Raw data below:

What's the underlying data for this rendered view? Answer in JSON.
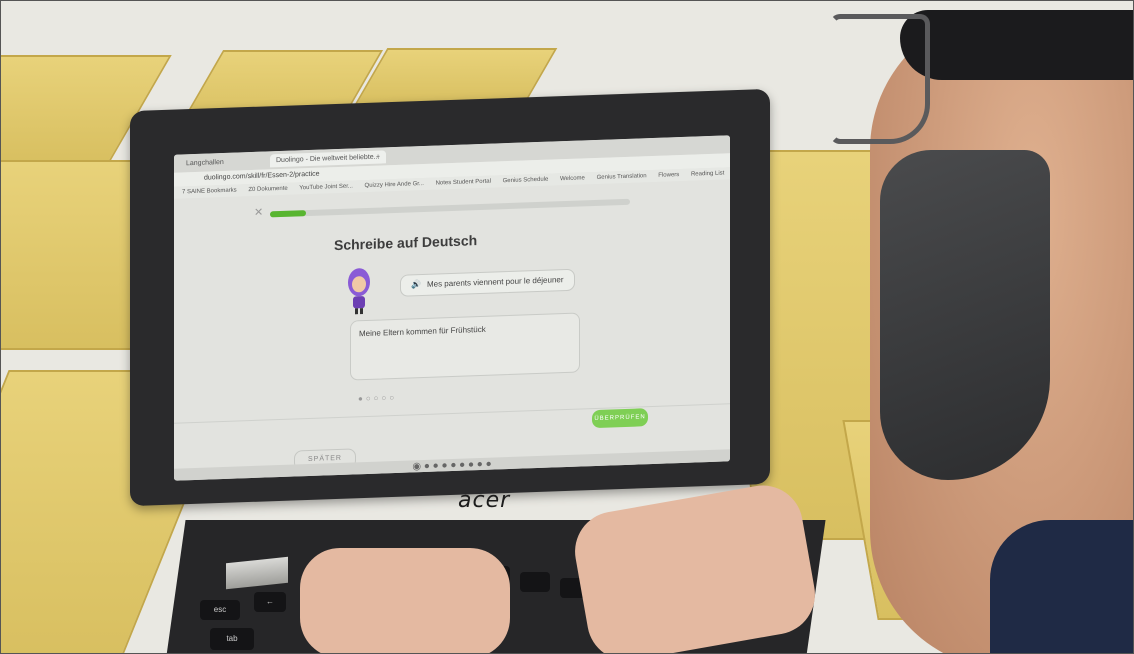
{
  "browser": {
    "tabs": [
      "Langchallen",
      "Duolingo - Die weltweit beliebte...",
      "+"
    ],
    "address": "duolingo.com/skill/fr/Essen-2/practice",
    "bookmarks": [
      "7 SAINE Bookmarks",
      "Z0 Dokumente",
      "YouTube Joint Ser...",
      "Quizzy Hire Ande Gr...",
      "Notes Student Portal",
      "Genius Schedule",
      "Welcome",
      "Genius Translation",
      "Flowers",
      "Reading List"
    ]
  },
  "lesson": {
    "progress_percent": 10,
    "close_label": "✕",
    "title": "Schreibe auf Deutsch",
    "prompt": "Mes parents viennent pour le déjeuner",
    "answer": "Meine Eltern kommen für Frühstück",
    "skip_label": "SPÄTER",
    "check_label": "ÜBERPRÜFEN"
  },
  "device": {
    "brand": "acer"
  },
  "colors": {
    "accent_green": "#58b530",
    "speaker_blue": "#1cb0f6",
    "table": "#e0c86c"
  }
}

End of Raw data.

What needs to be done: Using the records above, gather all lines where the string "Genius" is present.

Your solution:
      "Genius Schedule",
      "Genius Translation",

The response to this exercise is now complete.